* PROMPT
Every line of the data is to be output verbatim.

* LISTED RECORDS
---*---
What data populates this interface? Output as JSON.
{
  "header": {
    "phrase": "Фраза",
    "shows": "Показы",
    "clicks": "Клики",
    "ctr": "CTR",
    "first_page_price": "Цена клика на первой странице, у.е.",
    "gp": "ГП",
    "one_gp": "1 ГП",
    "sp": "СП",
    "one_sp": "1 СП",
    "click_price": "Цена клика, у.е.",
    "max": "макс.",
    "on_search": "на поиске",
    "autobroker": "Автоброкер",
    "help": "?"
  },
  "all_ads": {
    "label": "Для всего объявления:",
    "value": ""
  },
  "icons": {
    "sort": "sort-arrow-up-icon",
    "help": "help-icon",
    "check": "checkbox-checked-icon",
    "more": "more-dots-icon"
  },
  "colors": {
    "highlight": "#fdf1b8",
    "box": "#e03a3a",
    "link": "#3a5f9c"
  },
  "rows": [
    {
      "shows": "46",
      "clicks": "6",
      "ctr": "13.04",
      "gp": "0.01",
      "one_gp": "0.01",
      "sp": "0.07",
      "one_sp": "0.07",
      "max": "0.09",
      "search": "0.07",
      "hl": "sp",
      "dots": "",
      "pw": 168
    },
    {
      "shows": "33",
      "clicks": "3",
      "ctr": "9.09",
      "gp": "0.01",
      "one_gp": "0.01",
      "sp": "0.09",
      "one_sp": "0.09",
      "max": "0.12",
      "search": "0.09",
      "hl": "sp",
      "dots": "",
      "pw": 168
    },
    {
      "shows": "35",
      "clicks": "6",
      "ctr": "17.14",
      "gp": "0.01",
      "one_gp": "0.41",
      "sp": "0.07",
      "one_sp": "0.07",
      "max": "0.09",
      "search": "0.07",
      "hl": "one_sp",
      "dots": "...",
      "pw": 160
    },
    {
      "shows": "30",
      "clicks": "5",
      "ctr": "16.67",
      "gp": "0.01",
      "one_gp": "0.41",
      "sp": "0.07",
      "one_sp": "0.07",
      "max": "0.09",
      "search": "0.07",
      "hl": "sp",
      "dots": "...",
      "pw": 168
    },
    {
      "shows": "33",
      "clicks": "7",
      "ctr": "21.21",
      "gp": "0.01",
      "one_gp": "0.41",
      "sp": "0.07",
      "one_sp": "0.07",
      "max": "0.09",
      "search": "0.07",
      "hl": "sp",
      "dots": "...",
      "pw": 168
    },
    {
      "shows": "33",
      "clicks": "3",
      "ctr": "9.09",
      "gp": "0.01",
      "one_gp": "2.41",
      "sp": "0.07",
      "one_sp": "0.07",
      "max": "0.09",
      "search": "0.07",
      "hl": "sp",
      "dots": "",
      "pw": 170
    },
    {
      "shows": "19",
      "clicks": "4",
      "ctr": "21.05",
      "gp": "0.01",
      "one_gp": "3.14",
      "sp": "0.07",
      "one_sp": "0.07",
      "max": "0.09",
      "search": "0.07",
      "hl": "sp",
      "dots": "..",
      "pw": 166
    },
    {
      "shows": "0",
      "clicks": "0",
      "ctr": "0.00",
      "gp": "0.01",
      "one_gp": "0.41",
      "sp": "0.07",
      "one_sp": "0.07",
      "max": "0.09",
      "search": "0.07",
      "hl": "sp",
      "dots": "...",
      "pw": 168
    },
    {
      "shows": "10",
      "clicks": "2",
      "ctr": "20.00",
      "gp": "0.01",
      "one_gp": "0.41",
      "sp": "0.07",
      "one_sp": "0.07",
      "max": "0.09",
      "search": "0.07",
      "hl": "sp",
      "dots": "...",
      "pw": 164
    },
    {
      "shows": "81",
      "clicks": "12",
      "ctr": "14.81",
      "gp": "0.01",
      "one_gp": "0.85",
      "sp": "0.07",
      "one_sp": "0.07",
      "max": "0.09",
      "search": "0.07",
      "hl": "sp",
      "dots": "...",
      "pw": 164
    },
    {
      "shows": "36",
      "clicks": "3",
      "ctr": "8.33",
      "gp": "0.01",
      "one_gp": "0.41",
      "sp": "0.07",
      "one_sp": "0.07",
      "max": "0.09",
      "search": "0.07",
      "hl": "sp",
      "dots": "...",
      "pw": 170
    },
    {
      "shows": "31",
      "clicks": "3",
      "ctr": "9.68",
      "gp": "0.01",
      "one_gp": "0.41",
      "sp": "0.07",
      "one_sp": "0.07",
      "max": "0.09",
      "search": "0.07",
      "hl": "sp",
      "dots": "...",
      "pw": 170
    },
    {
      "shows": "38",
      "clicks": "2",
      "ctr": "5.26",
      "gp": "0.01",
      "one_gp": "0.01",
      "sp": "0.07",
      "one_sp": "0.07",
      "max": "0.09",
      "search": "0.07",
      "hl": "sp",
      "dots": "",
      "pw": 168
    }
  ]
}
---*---
* RESPONSE AREA
What data populates this interface? Output as JSON.
{
  "header": {
    "phrase": "Фраза",
    "shows": "Показы",
    "clicks": "Клики",
    "ctr": "CTR",
    "first_page_price": "Цена клика на первой странице, у.е.",
    "gp": "ГП",
    "one_gp": "1 ГП",
    "sp": "СП",
    "one_sp": "1 СП",
    "click_price": "Цена клика, у.е.",
    "max": "макс.",
    "on_search": "на поиске",
    "autobroker": "Автоброкер",
    "help": "?"
  },
  "all_ads": {
    "label": "Для всего объявления:",
    "value": ""
  },
  "icons": {
    "sort": "sort-arrow-up-icon",
    "help": "help-icon",
    "check": "checkbox-checked-icon",
    "more": "more-dots-icon"
  },
  "colors": {
    "highlight": "#fdf1b8",
    "box": "#e03a3a",
    "link": "#3a5f9c"
  },
  "rows": [
    {
      "shows": "46",
      "clicks": "6",
      "ctr": "13.04",
      "gp": "0.01",
      "one_gp": "0.01",
      "sp": "0.07",
      "one_sp": "0.07",
      "max": "0.09",
      "search": "0.07",
      "hl": "sp",
      "dots": "",
      "pw": 168
    },
    {
      "shows": "33",
      "clicks": "3",
      "ctr": "9.09",
      "gp": "0.01",
      "one_gp": "0.01",
      "sp": "0.09",
      "one_sp": "0.09",
      "max": "0.12",
      "search": "0.09",
      "hl": "sp",
      "dots": "",
      "pw": 168
    },
    {
      "shows": "35",
      "clicks": "6",
      "ctr": "17.14",
      "gp": "0.01",
      "one_gp": "0.41",
      "sp": "0.07",
      "one_sp": "0.07",
      "max": "0.09",
      "search": "0.07",
      "hl": "one_sp",
      "dots": "...",
      "pw": 160
    },
    {
      "shows": "30",
      "clicks": "5",
      "ctr": "16.67",
      "gp": "0.01",
      "one_gp": "0.41",
      "sp": "0.07",
      "one_sp": "0.07",
      "max": "0.09",
      "search": "0.07",
      "hl": "sp",
      "dots": "...",
      "pw": 168
    },
    {
      "shows": "33",
      "clicks": "7",
      "ctr": "21.21",
      "gp": "0.01",
      "one_gp": "0.41",
      "sp": "0.07",
      "one_sp": "0.07",
      "max": "0.09",
      "search": "0.07",
      "hl": "sp",
      "dots": "...",
      "pw": 168
    },
    {
      "shows": "33",
      "clicks": "3",
      "ctr": "9.09",
      "gp": "0.01",
      "one_gp": "2.41",
      "sp": "0.07",
      "one_sp": "0.07",
      "max": "0.09",
      "search": "0.07",
      "hl": "sp",
      "dots": "",
      "pw": 170
    },
    {
      "shows": "19",
      "clicks": "4",
      "ctr": "21.05",
      "gp": "0.01",
      "one_gp": "3.14",
      "sp": "0.07",
      "one_sp": "0.07",
      "max": "0.09",
      "search": "0.07",
      "hl": "sp",
      "dots": "..",
      "pw": 166
    },
    {
      "shows": "0",
      "clicks": "0",
      "ctr": "0.00",
      "gp": "0.01",
      "one_gp": "0.41",
      "sp": "0.07",
      "one_sp": "0.07",
      "max": "0.09",
      "search": "0.07",
      "hl": "sp",
      "dots": "...",
      "pw": 168
    },
    {
      "shows": "10",
      "clicks": "2",
      "ctr": "20.00",
      "gp": "0.01",
      "one_gp": "0.41",
      "sp": "0.07",
      "one_sp": "0.07",
      "max": "0.09",
      "search": "0.07",
      "hl": "sp",
      "dots": "...",
      "pw": 164
    },
    {
      "shows": "81",
      "clicks": "12",
      "ctr": "14.81",
      "gp": "0.01",
      "one_gp": "0.85",
      "sp": "0.07",
      "one_sp": "0.07",
      "max": "0.09",
      "search": "0.07",
      "hl": "sp",
      "dots": "...",
      "pw": 164
    },
    {
      "shows": "36",
      "clicks": "3",
      "ctr": "8.33",
      "gp": "0.01",
      "one_gp": "0.41",
      "sp": "0.07",
      "one_sp": "0.07",
      "max": "0.09",
      "search": "0.07",
      "hl": "sp",
      "dots": "...",
      "pw": 170
    },
    {
      "shows": "31",
      "clicks": "3",
      "ctr": "9.68",
      "gp": "0.01",
      "one_gp": "0.41",
      "sp": "0.07",
      "one_sp": "0.07",
      "max": "0.09",
      "search": "0.07",
      "hl": "sp",
      "dots": "...",
      "pw": 170
    },
    {
      "shows": "38",
      "clicks": "2",
      "ctr": "5.26",
      "gp": "0.01",
      "one_gp": "0.01",
      "sp": "0.07",
      "one_sp": "0.07",
      "max": "0.09",
      "search": "0.07",
      "hl": "sp",
      "dots": "",
      "pw": 168
    }
  ]
}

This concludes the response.